Jenkins has two ways of giving young readers information.  The main text is written in a more narrative style.  Facts are mentioned in a general way - writing about the American bison, Jenkins "A few hundred years ago, there were millions of them roaming the prairies and woodlands."  Jenkins is concentrating on telling the story of these endangered species, rather than throwing facts at the reader.  But he does this in an easy-to-read style, with a clear line of reasoning.  In explaining why tigers are in danger of becoming extinct, he tells readers "So if you were a poor farmer trying to make a living with a couple of cows and a few goats, you might not be happy if you found there was a hungry tiger nearby."  He helps us as readers clearly envision how our world has gotten into this predicament.

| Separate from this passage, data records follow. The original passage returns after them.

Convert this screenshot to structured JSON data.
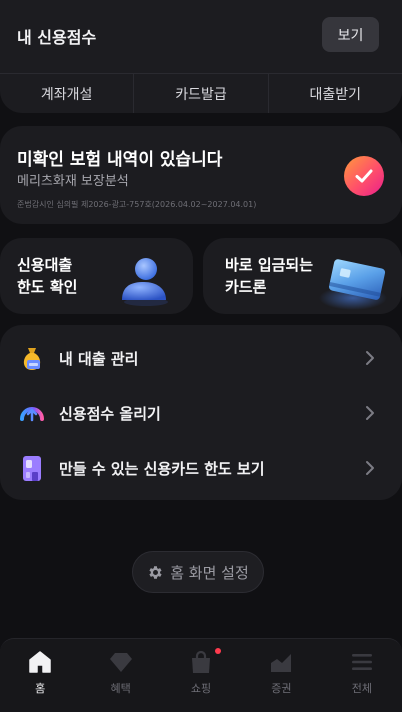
{
  "score": {
    "title": "내 신용점수",
    "view_label": "보기"
  },
  "quick_actions": [
    {
      "label": "계좌개설"
    },
    {
      "label": "카드발급"
    },
    {
      "label": "대출받기"
    }
  ],
  "insurance": {
    "title": "미확인 보험 내역이 있습니다",
    "subtitle": "메리츠화재 보장분석",
    "fine_print": "준법감시인 심의필 제2026-광고-757호(2026.04.02~2027.04.01)",
    "icon": "check-badge-icon"
  },
  "promo_cards": [
    {
      "line1": "신용대출",
      "line2": "한도 확인",
      "icon": "person-3d-icon"
    },
    {
      "line1": "바로 입금되는",
      "line2": "카드론",
      "icon": "card-3d-icon"
    }
  ],
  "menu": [
    {
      "label": "내 대출 관리",
      "icon": "money-bag-icon"
    },
    {
      "label": "신용점수 올리기",
      "icon": "score-gauge-icon"
    },
    {
      "label": "만들 수 있는 신용카드 한도 보기",
      "icon": "credit-card-icon"
    }
  ],
  "home_settings": {
    "label": "홈 화면 설정",
    "icon": "gear-icon"
  },
  "nav": [
    {
      "label": "홈",
      "icon": "home-icon",
      "active": true
    },
    {
      "label": "혜택",
      "icon": "gem-icon",
      "active": false
    },
    {
      "label": "쇼핑",
      "icon": "shopping-bag-icon",
      "active": false,
      "badge": true
    },
    {
      "label": "증권",
      "icon": "stock-chart-icon",
      "active": false
    },
    {
      "label": "전체",
      "icon": "menu-icon",
      "active": false
    }
  ],
  "colors": {
    "background": "#101013",
    "card": "#1c1c20",
    "badge_dot": "#ff3b4e",
    "check_gradient": [
      "#ff9a3c",
      "#e91e8c"
    ]
  }
}
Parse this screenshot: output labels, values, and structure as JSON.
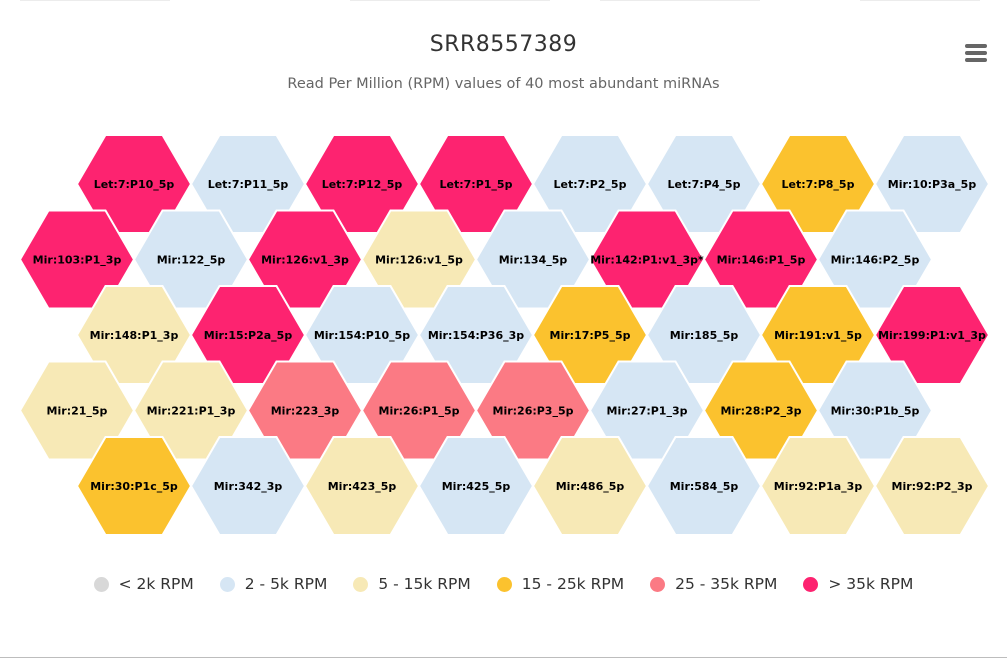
{
  "chart_data": {
    "type": "tilemap",
    "title": "SRR8557389",
    "subtitle": "Read Per Million (RPM) values of 40 most abundant miRNAs",
    "color_classes": [
      {
        "id": "lt2k",
        "label": "< 2k RPM",
        "color": "#d8d8d8"
      },
      {
        "id": "2to5k",
        "label": "2 - 5k RPM",
        "color": "#d6e6f4"
      },
      {
        "id": "5to15k",
        "label": "5 - 15k RPM",
        "color": "#f7e9b6"
      },
      {
        "id": "15to25k",
        "label": "15 - 25k RPM",
        "color": "#fbc22e"
      },
      {
        "id": "25to35k",
        "label": "25 - 35k RPM",
        "color": "#fb7a84"
      },
      {
        "id": "gt35k",
        "label": "> 35k RPM",
        "color": "#fd2370"
      }
    ],
    "rows": [
      [
        {
          "label": "Let:7:P10_5p",
          "class": "gt35k"
        },
        {
          "label": "Let:7:P11_5p",
          "class": "2to5k"
        },
        {
          "label": "Let:7:P12_5p",
          "class": "gt35k"
        },
        {
          "label": "Let:7:P1_5p",
          "class": "gt35k"
        },
        {
          "label": "Let:7:P2_5p",
          "class": "2to5k"
        },
        {
          "label": "Let:7:P4_5p",
          "class": "2to5k"
        },
        {
          "label": "Let:7:P8_5p",
          "class": "15to25k"
        },
        {
          "label": "Mir:10:P3a_5p",
          "class": "2to5k"
        }
      ],
      [
        {
          "label": "Mir:103:P1_3p",
          "class": "gt35k"
        },
        {
          "label": "Mir:122_5p",
          "class": "2to5k"
        },
        {
          "label": "Mir:126:v1_3p",
          "class": "gt35k"
        },
        {
          "label": "Mir:126:v1_5p",
          "class": "5to15k"
        },
        {
          "label": "Mir:134_5p",
          "class": "2to5k"
        },
        {
          "label": "Mir:142:P1:v1_3p*",
          "class": "gt35k"
        },
        {
          "label": "Mir:146:P1_5p",
          "class": "gt35k"
        },
        {
          "label": "Mir:146:P2_5p",
          "class": "2to5k"
        }
      ],
      [
        {
          "label": "Mir:148:P1_3p",
          "class": "5to15k"
        },
        {
          "label": "Mir:15:P2a_5p",
          "class": "gt35k"
        },
        {
          "label": "Mir:154:P10_5p",
          "class": "2to5k"
        },
        {
          "label": "Mir:154:P36_3p",
          "class": "2to5k"
        },
        {
          "label": "Mir:17:P5_5p",
          "class": "15to25k"
        },
        {
          "label": "Mir:185_5p",
          "class": "2to5k"
        },
        {
          "label": "Mir:191:v1_5p",
          "class": "15to25k"
        },
        {
          "label": "Mir:199:P1:v1_3p",
          "class": "gt35k"
        }
      ],
      [
        {
          "label": "Mir:21_5p",
          "class": "5to15k"
        },
        {
          "label": "Mir:221:P1_3p",
          "class": "5to15k"
        },
        {
          "label": "Mir:223_3p",
          "class": "25to35k"
        },
        {
          "label": "Mir:26:P1_5p",
          "class": "25to35k"
        },
        {
          "label": "Mir:26:P3_5p",
          "class": "25to35k"
        },
        {
          "label": "Mir:27:P1_3p",
          "class": "2to5k"
        },
        {
          "label": "Mir:28:P2_3p",
          "class": "15to25k"
        },
        {
          "label": "Mir:30:P1b_5p",
          "class": "2to5k"
        }
      ],
      [
        {
          "label": "Mir:30:P1c_5p",
          "class": "15to25k"
        },
        {
          "label": "Mir:342_3p",
          "class": "2to5k"
        },
        {
          "label": "Mir:423_5p",
          "class": "5to15k"
        },
        {
          "label": "Mir:425_5p",
          "class": "2to5k"
        },
        {
          "label": "Mir:486_5p",
          "class": "5to15k"
        },
        {
          "label": "Mir:584_5p",
          "class": "2to5k"
        },
        {
          "label": "Mir:92:P1a_3p",
          "class": "5to15k"
        },
        {
          "label": "Mir:92:P2_3p",
          "class": "5to15k"
        }
      ]
    ]
  },
  "menu": {
    "icon": "hamburger-menu-icon"
  }
}
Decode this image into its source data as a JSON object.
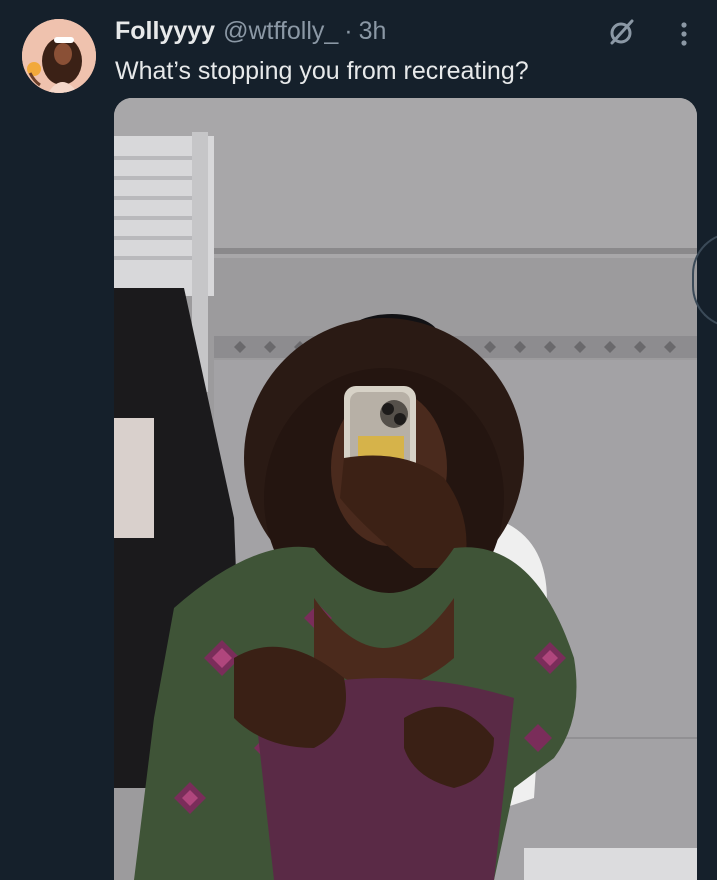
{
  "tweet": {
    "display_name": "Follyyyy",
    "handle": "@wtffolly_",
    "separator": "·",
    "time": "3h",
    "text": "What’s stopping you from recreating?"
  },
  "icons": {
    "grok": "grok-slash-icon",
    "more": "more-vertical-icon"
  },
  "colors": {
    "background": "#15202b",
    "primary_text": "#e7e9ea",
    "secondary_text": "#8b98a5"
  }
}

Jenkins also works hard at making the various problems affecting animals very clear to us.  This is actually one of the clearest books on wildlife conservation I've read.  As I mentioned, Jenkins takes groups of animals who have become or are becoming extinct and talks about the problems facing those groups.  He takes one focal animal, like the tiger, and uses that animal to represent the group.  But after the narrative section where he tells the story of their problem, there is a double-page spread with facts and illustrations of the other members of that group.  This is where Jenkins uses actual facts about the animals , including their location and the problem facing them.  Jenkins combines nonfiction techniques, making it appeal to both kinds of nonfiction readers - those who like the information and those who like the story.

But there is something else that will help this book appeal to readers and that is the illustrations.  The illustrations are done primarily in pencil, but they are amazingly realistic.  White's shading techniques bring light to the gray graphite color and there is amazing texture on these animals.  White uses oil paint (primarily a golden brown) to draw readers' eyes to some of the smallest details.  My favorite is the broad-faced potoroo (a small mouse-like creature) which is on a double-paged spread with several large animals.  White uses a touch of that brown on the potoroo's ears and paws to bring readers to the corner of the page.  It just highlights the ears and paws, but he just glows.  So do other animals where she uses the paint to cover the animal - the tiger just smolders regally.  It's amazing.  The book was created on creamy paper, which sets off the pencil and oil paint perfectly.  It is just a gorgeously drawn book.  Especially in the beginning of the book, where Jenkins is discussing species that are extinct, White brings these species to life.

Finally Jenkins and White show off what may be my favorite species on the brink of extinction - the kakapo.  If you remember, I wrote about last year's Siebert winner, Kakapo Rescue, here.  Here's hoping that this year's Siebert winner also brings attention to this precious bird.

Note: I am on the Cybils Nonfiction Picture Book panel, but this blog post does not represent the committee's thoughts about the book.  It only represents my ideas and thoughts.

Can We Save the Tiger?  Martin Jenkins; illustrated by Vicky White.  Candlewick, 2011.

borrowed from Helena School District library